* TASK DIRECTIONS
Give the records again, every one, exactly.

* Data about app and page elements
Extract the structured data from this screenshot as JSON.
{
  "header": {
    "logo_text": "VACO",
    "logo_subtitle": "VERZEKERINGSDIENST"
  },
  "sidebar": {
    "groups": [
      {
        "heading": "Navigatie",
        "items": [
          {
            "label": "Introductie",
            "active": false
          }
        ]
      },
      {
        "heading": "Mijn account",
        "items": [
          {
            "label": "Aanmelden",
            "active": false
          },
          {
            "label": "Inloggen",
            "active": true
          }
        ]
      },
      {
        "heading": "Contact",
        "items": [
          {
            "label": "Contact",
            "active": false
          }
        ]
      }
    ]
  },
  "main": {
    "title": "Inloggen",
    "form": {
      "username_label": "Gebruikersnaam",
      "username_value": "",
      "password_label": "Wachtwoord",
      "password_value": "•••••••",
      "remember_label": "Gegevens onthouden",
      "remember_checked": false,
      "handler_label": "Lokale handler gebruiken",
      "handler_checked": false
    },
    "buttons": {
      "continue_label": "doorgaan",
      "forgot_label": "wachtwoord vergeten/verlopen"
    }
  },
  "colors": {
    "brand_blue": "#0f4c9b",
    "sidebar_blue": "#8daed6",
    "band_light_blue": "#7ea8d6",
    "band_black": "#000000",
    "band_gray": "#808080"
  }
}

* OUTPUT OF THE TASK
Extract the structured data from this screenshot as JSON.
{
  "header": {
    "logo_text": "VACO",
    "logo_subtitle": "VERZEKERINGSDIENST"
  },
  "sidebar": {
    "groups": [
      {
        "heading": "Navigatie",
        "items": [
          {
            "label": "Introductie",
            "active": false
          }
        ]
      },
      {
        "heading": "Mijn account",
        "items": [
          {
            "label": "Aanmelden",
            "active": false
          },
          {
            "label": "Inloggen",
            "active": true
          }
        ]
      },
      {
        "heading": "Contact",
        "items": [
          {
            "label": "Contact",
            "active": false
          }
        ]
      }
    ]
  },
  "main": {
    "title": "Inloggen",
    "form": {
      "username_label": "Gebruikersnaam",
      "username_value": "",
      "password_label": "Wachtwoord",
      "password_value": "•••••••",
      "remember_label": "Gegevens onthouden",
      "remember_checked": false,
      "handler_label": "Lokale handler gebruiken",
      "handler_checked": false
    },
    "buttons": {
      "continue_label": "doorgaan",
      "forgot_label": "wachtwoord vergeten/verlopen"
    }
  },
  "colors": {
    "brand_blue": "#0f4c9b",
    "sidebar_blue": "#8daed6",
    "band_light_blue": "#7ea8d6",
    "band_black": "#000000",
    "band_gray": "#808080"
  }
}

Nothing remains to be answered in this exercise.